§ **What is needed**: For the data below, report how many lines contain the string "收益记录" and write nothing more.

§ **Information provided**:
┄┄┄┄┄┄┄┄┄┄

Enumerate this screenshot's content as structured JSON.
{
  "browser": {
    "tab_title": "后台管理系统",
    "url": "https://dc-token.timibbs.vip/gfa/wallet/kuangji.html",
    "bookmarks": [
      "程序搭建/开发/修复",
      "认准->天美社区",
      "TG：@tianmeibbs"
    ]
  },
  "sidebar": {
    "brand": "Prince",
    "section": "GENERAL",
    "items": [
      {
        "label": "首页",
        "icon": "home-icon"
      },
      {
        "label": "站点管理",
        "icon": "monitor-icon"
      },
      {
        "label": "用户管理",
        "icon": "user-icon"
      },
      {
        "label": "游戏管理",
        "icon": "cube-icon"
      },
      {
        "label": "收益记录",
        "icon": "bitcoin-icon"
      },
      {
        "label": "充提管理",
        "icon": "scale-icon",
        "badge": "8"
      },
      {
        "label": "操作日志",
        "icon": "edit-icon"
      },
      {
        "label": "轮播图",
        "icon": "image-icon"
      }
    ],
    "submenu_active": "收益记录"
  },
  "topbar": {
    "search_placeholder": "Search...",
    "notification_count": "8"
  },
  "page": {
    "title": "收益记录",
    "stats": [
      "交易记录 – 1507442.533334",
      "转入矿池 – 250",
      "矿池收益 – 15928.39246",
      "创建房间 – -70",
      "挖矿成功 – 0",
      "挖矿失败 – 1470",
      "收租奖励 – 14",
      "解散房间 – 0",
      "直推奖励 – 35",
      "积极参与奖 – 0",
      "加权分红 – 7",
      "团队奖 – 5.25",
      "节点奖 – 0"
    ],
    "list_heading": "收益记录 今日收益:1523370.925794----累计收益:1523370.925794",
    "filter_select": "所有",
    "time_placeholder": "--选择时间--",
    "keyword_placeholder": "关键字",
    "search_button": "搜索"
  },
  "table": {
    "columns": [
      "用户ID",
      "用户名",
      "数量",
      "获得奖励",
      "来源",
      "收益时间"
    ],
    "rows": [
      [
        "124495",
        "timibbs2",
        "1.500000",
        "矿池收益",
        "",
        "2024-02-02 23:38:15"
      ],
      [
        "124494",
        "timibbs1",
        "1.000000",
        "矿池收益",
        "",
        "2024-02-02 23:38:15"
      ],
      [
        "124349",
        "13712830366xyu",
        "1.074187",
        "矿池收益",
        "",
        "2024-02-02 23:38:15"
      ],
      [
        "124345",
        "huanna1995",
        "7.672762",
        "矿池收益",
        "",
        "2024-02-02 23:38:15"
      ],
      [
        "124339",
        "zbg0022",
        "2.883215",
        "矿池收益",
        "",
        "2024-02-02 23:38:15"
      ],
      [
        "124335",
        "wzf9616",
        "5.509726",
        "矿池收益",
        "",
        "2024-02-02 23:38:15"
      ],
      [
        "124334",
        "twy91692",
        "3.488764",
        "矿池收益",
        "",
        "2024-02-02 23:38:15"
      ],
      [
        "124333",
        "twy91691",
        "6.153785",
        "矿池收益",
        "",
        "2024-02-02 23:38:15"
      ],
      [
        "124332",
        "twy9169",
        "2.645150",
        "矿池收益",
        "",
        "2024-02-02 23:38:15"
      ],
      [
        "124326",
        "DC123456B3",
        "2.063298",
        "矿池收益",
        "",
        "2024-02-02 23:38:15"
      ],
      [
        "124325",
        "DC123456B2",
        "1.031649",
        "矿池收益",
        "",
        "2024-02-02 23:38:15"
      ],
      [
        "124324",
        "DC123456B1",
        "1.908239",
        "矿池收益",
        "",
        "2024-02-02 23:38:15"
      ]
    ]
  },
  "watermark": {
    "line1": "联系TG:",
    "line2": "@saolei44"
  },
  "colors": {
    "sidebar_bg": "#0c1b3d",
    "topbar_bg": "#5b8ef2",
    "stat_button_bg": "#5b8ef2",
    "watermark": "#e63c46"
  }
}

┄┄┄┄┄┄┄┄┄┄

§ **Answer space**: 4